WORK TO BE COMPLETED:
Your answer must be every line of the data that holds the string "Certificata".
══════════
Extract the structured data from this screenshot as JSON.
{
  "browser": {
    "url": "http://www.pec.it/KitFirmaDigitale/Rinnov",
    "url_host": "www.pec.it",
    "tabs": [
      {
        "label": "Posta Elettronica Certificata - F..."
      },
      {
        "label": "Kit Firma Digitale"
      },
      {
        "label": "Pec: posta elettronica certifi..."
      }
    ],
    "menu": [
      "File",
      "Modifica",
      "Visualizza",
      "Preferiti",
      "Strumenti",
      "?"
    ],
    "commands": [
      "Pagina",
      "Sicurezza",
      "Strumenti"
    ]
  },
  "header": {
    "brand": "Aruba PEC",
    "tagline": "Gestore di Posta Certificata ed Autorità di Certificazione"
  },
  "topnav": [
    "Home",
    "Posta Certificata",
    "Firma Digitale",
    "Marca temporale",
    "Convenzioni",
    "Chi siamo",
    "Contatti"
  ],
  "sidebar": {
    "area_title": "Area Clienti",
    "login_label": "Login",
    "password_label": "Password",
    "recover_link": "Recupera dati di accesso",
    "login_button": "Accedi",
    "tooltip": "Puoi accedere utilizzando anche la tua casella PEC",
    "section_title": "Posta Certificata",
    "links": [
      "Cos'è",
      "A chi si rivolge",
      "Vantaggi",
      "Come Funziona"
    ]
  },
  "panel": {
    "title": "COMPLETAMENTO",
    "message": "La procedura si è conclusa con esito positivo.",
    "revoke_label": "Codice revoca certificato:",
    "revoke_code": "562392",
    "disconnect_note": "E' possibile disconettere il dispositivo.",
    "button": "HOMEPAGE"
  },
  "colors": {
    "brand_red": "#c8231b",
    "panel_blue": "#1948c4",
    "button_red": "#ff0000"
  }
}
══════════
SOLUTION:
        "label": "Posta Elettronica Certificata - F..."
    "tagline": "Gestore di Posta Certificata ed Autorità di Certificazione"
    "Posta Certificata",
    "section_title": "Posta Certificata",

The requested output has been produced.